* _INSTRUCTIONS TO FOLLOW_: Reproduce all the lines below exactly and omit the images.

Stored records:
---
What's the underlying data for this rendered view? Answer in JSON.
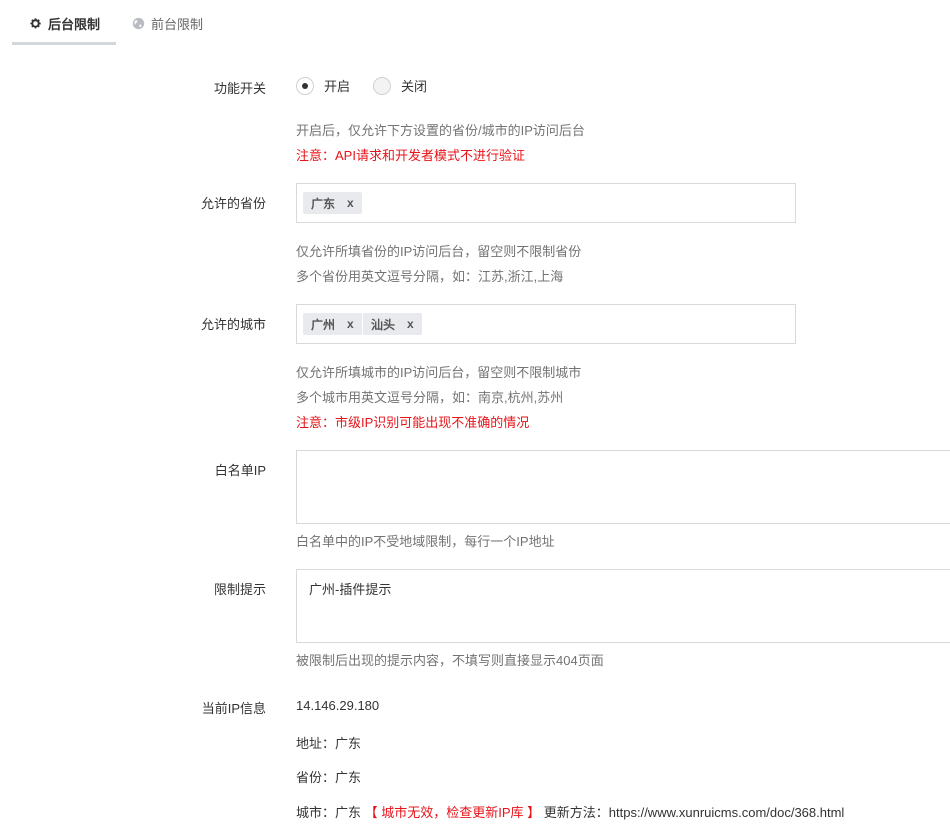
{
  "tabs": [
    {
      "label": "后台限制",
      "icon": "gear-icon",
      "active": true
    },
    {
      "label": "前台限制",
      "icon": "globe-icon",
      "active": false
    }
  ],
  "form": {
    "switch": {
      "label": "功能开关",
      "options": [
        {
          "label": "开启",
          "selected": true
        },
        {
          "label": "关闭",
          "selected": false
        }
      ],
      "help": "开启后，仅允许下方设置的省份/城市的IP访问后台",
      "warning": "注意：API请求和开发者模式不进行验证"
    },
    "provinces": {
      "label": "允许的省份",
      "tags": [
        "广东"
      ],
      "help1": "仅允许所填省份的IP访问后台，留空则不限制省份",
      "help2": "多个省份用英文逗号分隔，如：江苏,浙江,上海"
    },
    "cities": {
      "label": "允许的城市",
      "tags": [
        "广州",
        "汕头"
      ],
      "help1": "仅允许所填城市的IP访问后台，留空则不限制城市",
      "help2": "多个城市用英文逗号分隔，如：南京,杭州,苏州",
      "warning": "注意：市级IP识别可能出现不准确的情况"
    },
    "whitelist": {
      "label": "白名单IP",
      "value": "",
      "help": "白名单中的IP不受地域限制，每行一个IP地址"
    },
    "tip": {
      "label": "限制提示",
      "value": "广州-插件提示",
      "help": "被限制后出现的提示内容，不填写则直接显示404页面"
    },
    "ipinfo": {
      "label": "当前IP信息",
      "ip": "14.146.29.180",
      "address": "地址：广东",
      "province": "省份：广东",
      "city": "城市：广东",
      "city_invalid": "【 城市无效，检查更新IP库 】",
      "update_method": "更新方法：https://www.xunruicms.com/doc/368.html"
    }
  },
  "colors": {
    "warning": "#e7141a",
    "help": "#737373",
    "tab_underline": "#d3d6da"
  },
  "tag_close": "x"
}
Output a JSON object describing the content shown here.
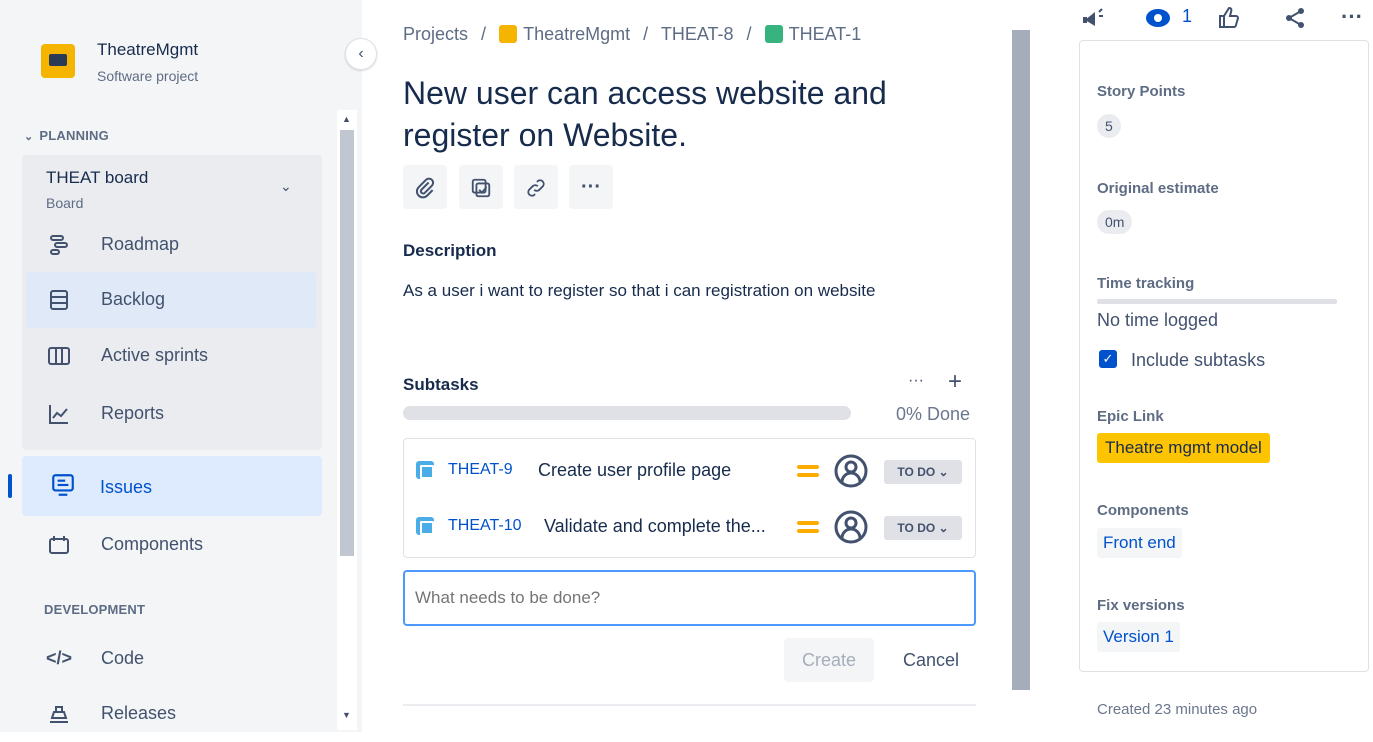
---
* _SOLUTION TO THIS EXERCISE_:
What's the underlying data for this rendered view? Answer in JSON.
{
  "tabs": [
    {
      "label": "后台限制",
      "icon": "gear-icon",
      "active": true
    },
    {
      "label": "前台限制",
      "icon": "globe-icon",
      "active": false
    }
  ],
  "form": {
    "switch": {
      "label": "功能开关",
      "options": [
        {
          "label": "开启",
          "selected": true
        },
        {
          "label": "关闭",
          "selected": false
        }
      ],
      "help": "开启后，仅允许下方设置的省份/城市的IP访问后台",
      "warning": "注意：API请求和开发者模式不进行验证"
    },
    "provinces": {
      "label": "允许的省份",
      "tags": [
        "广东"
      ],
      "help1": "仅允许所填省份的IP访问后台，留空则不限制省份",
      "help2": "多个省份用英文逗号分隔，如：江苏,浙江,上海"
    },
    "cities": {
      "label": "允许的城市",
      "tags": [
        "广州",
        "汕头"
      ],
      "help1": "仅允许所填城市的IP访问后台，留空则不限制城市",
      "help2": "多个城市用英文逗号分隔，如：南京,杭州,苏州",
      "warning": "注意：市级IP识别可能出现不准确的情况"
    },
    "whitelist": {
      "label": "白名单IP",
      "value": "",
      "help": "白名单中的IP不受地域限制，每行一个IP地址"
    },
    "tip": {
      "label": "限制提示",
      "value": "广州-插件提示",
      "help": "被限制后出现的提示内容，不填写则直接显示404页面"
    },
    "ipinfo": {
      "label": "当前IP信息",
      "ip": "14.146.29.180",
      "address": "地址：广东",
      "province": "省份：广东",
      "city": "城市：广东",
      "city_invalid": "【 城市无效，检查更新IP库 】",
      "update_method": "更新方法：https://www.xunruicms.com/doc/368.html"
    }
  },
  "colors": {
    "warning": "#e7141a",
    "help": "#737373",
    "tab_underline": "#d3d6da"
  },
  "tag_close": "x"
}
Output a JSON object describing the content shown here.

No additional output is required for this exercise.